And Yara International president and chief executive officer and co-chair at the forum, Mr Jorgen ole Haslestad, added:

By gathering public-private sector leaders to collaborate across borders and industries, we are optimistic that the result will be a more food secure future.

For a round up of opening remarks and media articles covering AGRF 20102, click here.


Averting Food Crisis: Improving Smallholder Agriculture

Global food prices have returned to the spotlight in recent weeks, owing to the devastating drought in the United States that has caused crop prices to climb. The global food price index produced by the UN Food and Agriculture Organization (FAO) rose by 6 percent to 213 points in July, causing concern that we could be heading towards another crisis similar to that of 2007/8 that pushed 44 million people into poverty.

But what can be done to prevent this from happening? An immediate reaction from producer countries may well be to impose export bans, to protect food availability in their own countries. Director-General of the International Food Policy Research Institute, Shengenn Fan, warns against this. In a recent statement he said:

Countries must stay away from imposing export restrictions when food prices increase because they lead to tighter market conditions and panic purchases by food-importing countries, thereby exacerbating food price hikes.

The production of biofuels has also fallen under scrutiny, with FAO Director-General Jose Graziano Da Silva speaking out in the Financial Times last week. Currently, about 40 percent of total maize production in the United States is used to produce ethanol. The US Department of Agriculture’s forecast for maize production is at its lowest level since 2006/07, sparking debate as to whether the mandates in the US and EU should be relaxed in times of food shortage. Da Silva commented:

While the current situation is precarious and could deteriorate further if unfavourable weather conditions persist, it is not a crisis yet. Countries and the UN are better equipped than in 2007-08 to face high food prices, with the introduction of its Agricultural Market Information System, which promotes co-ordination of policy responses. Risks are high and the wrong responses to the current situation could create it. It is vitally important that any unilateral policy reactions from countries, whether importers or exporters, do not further destabilise the situation.

When food prices rise sharply, it is those in the developing world, who spend a large percentage of their income on food that suffer most. The following infographic, produced by the World Food Programme demonstrates varying income expenditure on food, and what happens when the poor are forced to spend more on food: they are left with barely any income for health, education and shelter.

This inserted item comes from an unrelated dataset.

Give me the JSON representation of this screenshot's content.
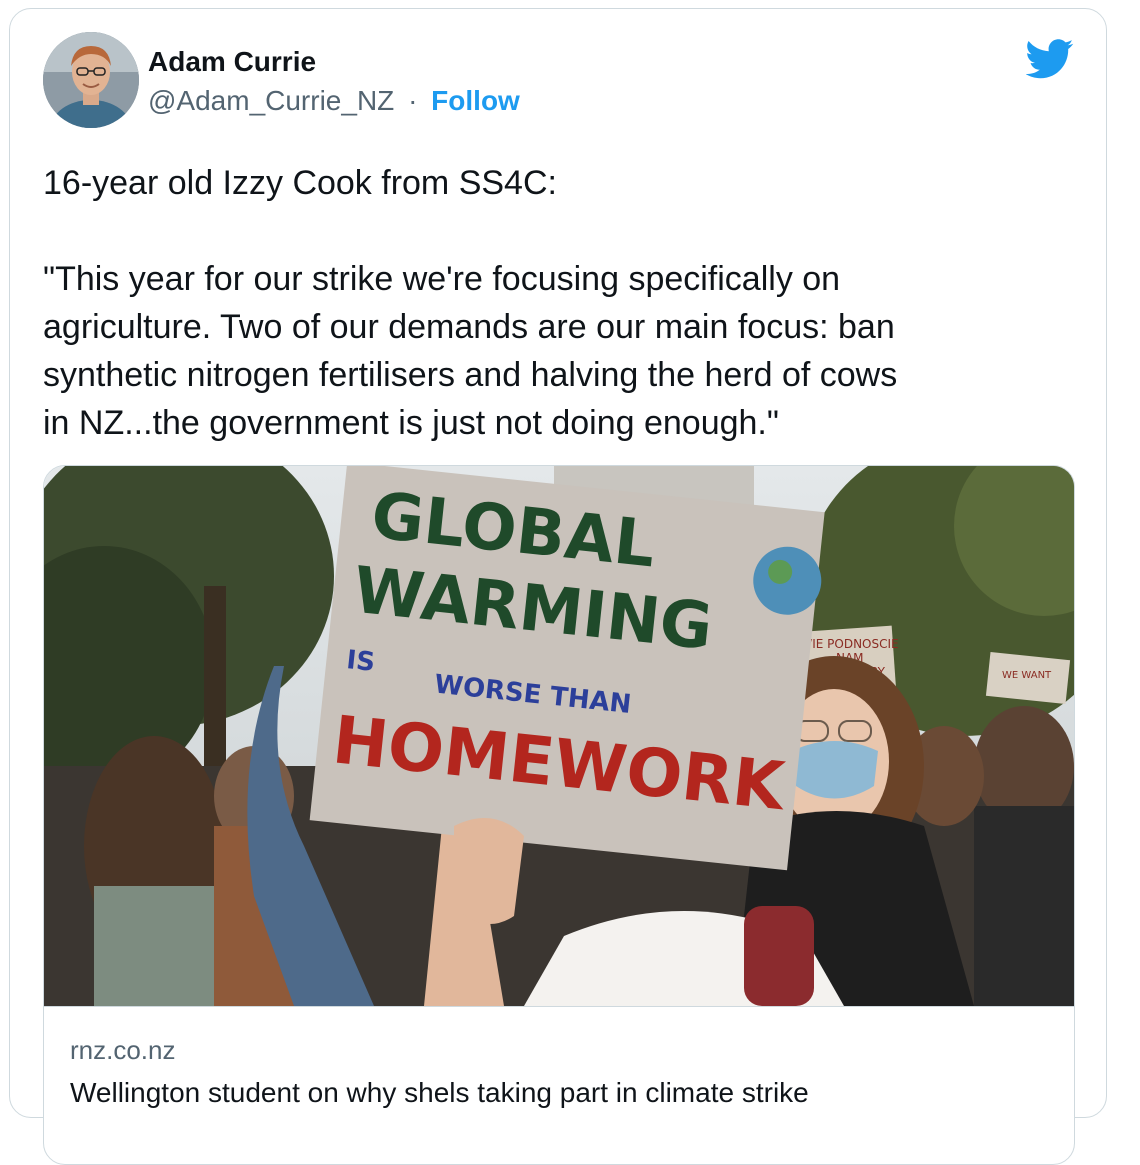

It is therefore critical we avert another food crisis, and research shows we have it within our power to do this. Vulnerable families in the developing world need not rely on industrial powerhouses such as the United States for their crops, they could be self-reliant, and produce enough food not only to feed themselves, but their continent.  As Marianne Bänziger, Deputy Director-General at the International Maize and Wheat Improvement Center (CIMMYT) recently commented:

There are many developing countries where productivity could be increased to reduce overreliance on imports and benefit rural poor and development in those countries at large. The potential for improvement is enormous. Providing farmers with knowhow and improved agronomy, seed, and storage methods can produce dramatic effects both for individual families, entire countries, and the globe as a whole.

To enable smallholder farmers to rise to this challenge, it is imperative that we invest in the infrastructure necessary in rural areas, and improve access to stress-tolerant seeds and fertilizer. Weather-based index crop insurance mechanisms that protect farmers from adverse climatic events, and extension services that train farmers in agroforestry, crop diversity and smart irrigation, can all play critically important roles in creating a resilient new crop of farmers that will stave off hunger for future generations.